(Data records)
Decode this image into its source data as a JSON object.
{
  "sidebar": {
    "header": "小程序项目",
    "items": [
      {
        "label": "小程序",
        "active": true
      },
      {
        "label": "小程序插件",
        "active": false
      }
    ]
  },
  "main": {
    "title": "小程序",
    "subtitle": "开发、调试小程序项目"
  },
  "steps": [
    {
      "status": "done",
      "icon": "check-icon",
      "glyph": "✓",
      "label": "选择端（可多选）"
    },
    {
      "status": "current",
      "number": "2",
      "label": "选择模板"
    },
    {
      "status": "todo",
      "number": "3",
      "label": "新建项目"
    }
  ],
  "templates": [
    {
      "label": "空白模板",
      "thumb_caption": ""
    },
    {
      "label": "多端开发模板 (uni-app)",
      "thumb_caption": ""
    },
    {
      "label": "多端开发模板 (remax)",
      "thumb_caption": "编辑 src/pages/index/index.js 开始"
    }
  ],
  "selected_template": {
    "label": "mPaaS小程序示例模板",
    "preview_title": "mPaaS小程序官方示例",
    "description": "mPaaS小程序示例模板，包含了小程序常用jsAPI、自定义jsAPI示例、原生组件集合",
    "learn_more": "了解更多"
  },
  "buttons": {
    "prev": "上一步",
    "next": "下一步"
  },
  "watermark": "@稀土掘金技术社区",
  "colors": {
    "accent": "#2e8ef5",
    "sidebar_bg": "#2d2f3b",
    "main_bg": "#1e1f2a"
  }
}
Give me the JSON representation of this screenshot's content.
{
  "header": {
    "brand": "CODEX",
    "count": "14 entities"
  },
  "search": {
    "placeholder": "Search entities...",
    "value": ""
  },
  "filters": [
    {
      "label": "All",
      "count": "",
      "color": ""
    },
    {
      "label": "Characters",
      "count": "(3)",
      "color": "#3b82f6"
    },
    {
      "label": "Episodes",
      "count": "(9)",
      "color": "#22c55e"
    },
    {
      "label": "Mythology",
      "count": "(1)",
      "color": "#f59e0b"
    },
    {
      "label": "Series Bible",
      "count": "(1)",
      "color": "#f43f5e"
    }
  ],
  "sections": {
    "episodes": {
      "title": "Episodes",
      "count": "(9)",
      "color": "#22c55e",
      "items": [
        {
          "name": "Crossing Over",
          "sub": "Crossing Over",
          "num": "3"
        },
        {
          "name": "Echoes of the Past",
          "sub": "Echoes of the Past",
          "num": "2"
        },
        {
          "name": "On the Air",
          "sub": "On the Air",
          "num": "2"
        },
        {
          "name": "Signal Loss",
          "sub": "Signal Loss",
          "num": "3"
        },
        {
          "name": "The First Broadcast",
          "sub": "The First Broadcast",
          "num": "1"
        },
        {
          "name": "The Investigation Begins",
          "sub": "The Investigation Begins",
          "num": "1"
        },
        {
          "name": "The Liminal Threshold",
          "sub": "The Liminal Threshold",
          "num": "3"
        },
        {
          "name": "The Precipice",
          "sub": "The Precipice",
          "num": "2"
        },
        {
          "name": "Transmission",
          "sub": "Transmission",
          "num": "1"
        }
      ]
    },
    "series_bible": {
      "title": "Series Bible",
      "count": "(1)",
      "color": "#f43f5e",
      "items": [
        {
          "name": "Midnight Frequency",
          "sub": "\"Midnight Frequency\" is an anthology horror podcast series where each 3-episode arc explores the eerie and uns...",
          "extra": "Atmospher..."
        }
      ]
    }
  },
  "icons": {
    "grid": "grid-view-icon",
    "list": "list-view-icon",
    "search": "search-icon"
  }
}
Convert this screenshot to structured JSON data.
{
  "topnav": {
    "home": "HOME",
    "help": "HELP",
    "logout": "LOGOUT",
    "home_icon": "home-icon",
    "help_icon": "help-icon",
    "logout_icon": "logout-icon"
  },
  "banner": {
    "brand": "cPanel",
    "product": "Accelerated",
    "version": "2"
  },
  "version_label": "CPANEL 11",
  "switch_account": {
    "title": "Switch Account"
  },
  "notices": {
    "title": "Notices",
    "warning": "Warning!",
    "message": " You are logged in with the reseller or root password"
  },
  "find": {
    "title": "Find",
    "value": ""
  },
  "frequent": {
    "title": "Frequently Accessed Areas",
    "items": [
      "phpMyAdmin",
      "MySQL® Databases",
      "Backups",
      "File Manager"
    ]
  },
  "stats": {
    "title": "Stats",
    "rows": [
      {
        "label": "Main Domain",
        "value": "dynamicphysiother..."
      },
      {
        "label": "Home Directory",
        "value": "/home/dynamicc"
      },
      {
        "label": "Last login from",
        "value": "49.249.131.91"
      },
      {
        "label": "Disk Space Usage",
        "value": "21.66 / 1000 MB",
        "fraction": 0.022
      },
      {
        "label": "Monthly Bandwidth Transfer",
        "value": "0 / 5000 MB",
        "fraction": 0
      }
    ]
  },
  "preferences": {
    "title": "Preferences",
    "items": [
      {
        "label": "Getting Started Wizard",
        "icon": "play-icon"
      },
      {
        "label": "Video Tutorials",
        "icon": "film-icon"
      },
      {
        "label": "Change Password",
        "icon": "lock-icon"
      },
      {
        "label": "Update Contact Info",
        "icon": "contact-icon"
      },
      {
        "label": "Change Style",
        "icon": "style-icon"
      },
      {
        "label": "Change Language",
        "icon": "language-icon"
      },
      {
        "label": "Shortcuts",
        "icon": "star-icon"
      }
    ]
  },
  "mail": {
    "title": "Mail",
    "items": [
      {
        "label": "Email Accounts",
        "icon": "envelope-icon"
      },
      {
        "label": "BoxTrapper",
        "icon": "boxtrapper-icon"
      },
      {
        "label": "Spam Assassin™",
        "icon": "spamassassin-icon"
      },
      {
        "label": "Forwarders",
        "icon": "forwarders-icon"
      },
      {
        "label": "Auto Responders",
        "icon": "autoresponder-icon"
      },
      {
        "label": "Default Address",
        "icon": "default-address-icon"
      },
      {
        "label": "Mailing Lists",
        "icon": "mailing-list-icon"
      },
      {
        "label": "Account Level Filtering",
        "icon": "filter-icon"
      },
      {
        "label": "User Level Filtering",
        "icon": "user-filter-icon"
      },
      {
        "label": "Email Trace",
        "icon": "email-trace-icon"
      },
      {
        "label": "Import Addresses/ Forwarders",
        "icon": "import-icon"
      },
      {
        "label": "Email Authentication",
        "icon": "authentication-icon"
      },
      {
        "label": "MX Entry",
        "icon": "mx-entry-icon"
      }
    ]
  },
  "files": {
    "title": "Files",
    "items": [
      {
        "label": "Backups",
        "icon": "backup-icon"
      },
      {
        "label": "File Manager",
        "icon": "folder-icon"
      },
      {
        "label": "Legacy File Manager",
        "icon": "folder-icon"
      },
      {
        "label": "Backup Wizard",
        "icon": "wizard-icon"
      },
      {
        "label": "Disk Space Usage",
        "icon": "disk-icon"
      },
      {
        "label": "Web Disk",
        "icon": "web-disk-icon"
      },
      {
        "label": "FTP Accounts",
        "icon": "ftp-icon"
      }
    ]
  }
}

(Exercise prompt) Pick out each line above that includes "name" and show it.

(Completed task)
          "name": "Crossing Over",
          "name": "Echoes of the Past",
          "name": "On the Air",
          "name": "Signal Loss",
          "name": "The First Broadcast",
          "name": "The Investigation Begins",
          "name": "The Liminal Threshold",
          "name": "The Precipice",
          "name": "Transmission",
          "name": "Midnight Frequency",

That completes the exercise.